- Task objective
Take from the records below each line that holds "price".

- Records for this exercise
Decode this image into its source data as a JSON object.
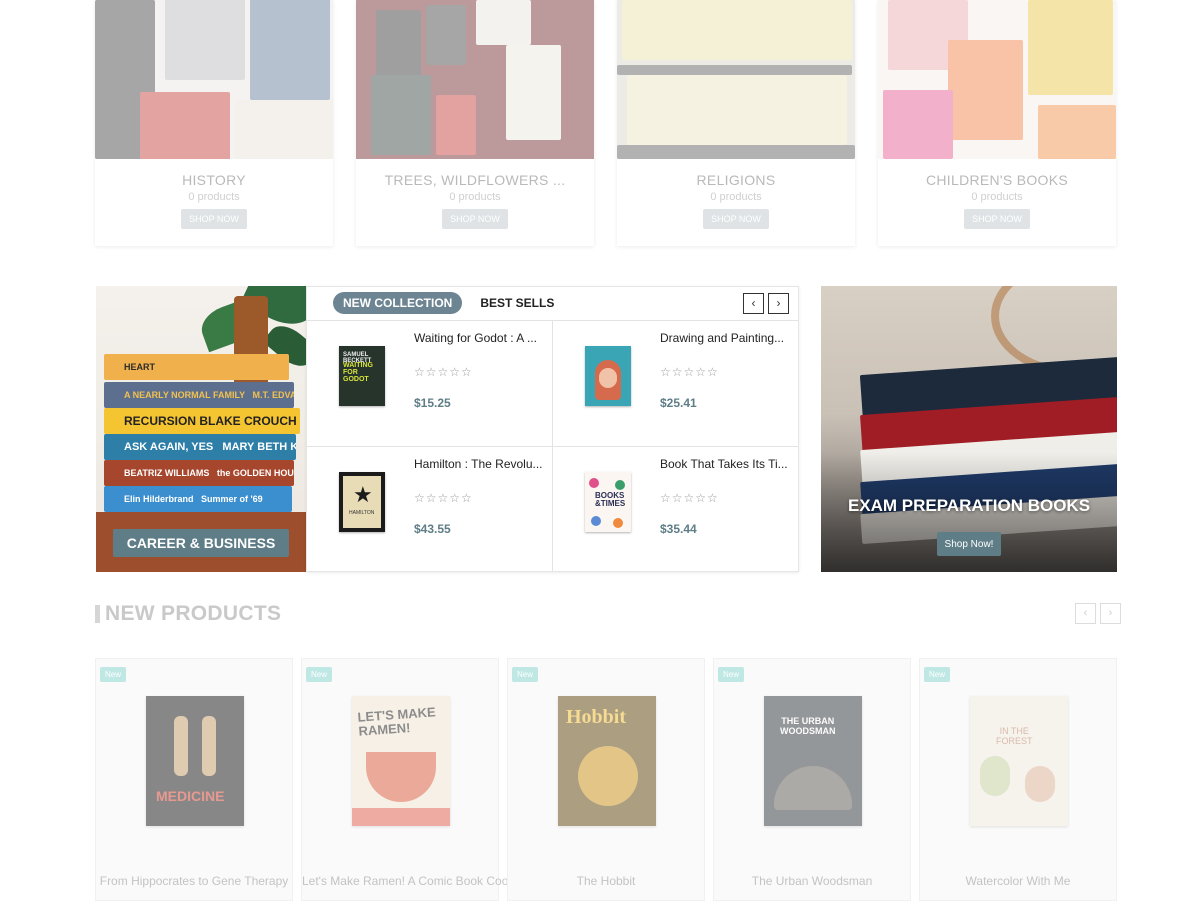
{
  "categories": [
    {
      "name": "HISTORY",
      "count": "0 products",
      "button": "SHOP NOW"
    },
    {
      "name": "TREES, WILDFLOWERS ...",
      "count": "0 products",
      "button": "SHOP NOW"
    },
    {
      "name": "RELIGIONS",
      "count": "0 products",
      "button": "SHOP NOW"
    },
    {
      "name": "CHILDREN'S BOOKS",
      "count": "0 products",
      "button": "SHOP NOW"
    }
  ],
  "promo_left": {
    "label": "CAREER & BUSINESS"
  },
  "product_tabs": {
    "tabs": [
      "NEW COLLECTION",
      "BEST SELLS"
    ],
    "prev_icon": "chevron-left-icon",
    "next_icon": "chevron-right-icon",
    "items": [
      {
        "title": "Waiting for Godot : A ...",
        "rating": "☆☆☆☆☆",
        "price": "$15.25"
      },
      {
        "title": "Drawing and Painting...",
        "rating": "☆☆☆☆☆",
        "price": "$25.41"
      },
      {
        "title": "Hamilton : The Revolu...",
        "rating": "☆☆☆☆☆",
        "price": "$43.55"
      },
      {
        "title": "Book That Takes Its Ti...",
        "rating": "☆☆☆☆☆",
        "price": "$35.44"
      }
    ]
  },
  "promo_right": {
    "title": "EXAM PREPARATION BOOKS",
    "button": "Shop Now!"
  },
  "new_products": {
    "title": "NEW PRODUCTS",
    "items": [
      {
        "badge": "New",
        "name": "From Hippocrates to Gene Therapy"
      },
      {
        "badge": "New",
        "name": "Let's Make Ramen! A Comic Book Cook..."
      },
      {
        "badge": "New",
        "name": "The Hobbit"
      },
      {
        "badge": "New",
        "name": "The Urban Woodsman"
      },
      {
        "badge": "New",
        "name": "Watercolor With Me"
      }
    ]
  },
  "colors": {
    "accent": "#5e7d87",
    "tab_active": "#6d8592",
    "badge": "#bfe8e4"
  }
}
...
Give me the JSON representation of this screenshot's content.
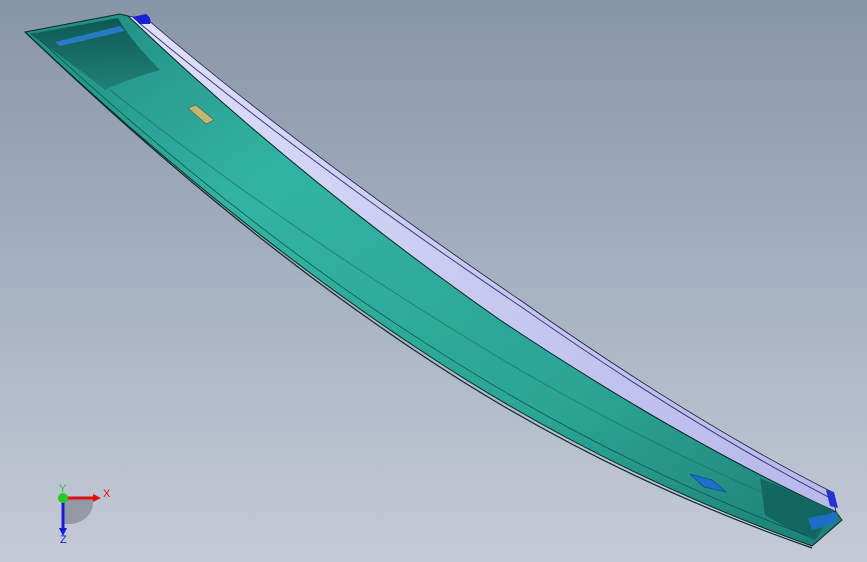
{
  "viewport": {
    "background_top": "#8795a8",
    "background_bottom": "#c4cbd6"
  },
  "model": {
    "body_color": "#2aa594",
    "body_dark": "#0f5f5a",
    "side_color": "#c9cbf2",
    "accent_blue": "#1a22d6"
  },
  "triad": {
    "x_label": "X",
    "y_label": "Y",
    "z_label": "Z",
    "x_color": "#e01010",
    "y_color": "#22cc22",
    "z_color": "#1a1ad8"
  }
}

- Solution to the problem
        "price": "$15.25"
        "price": "$25.41"
        "price": "$43.55"
        "price": "$35.44"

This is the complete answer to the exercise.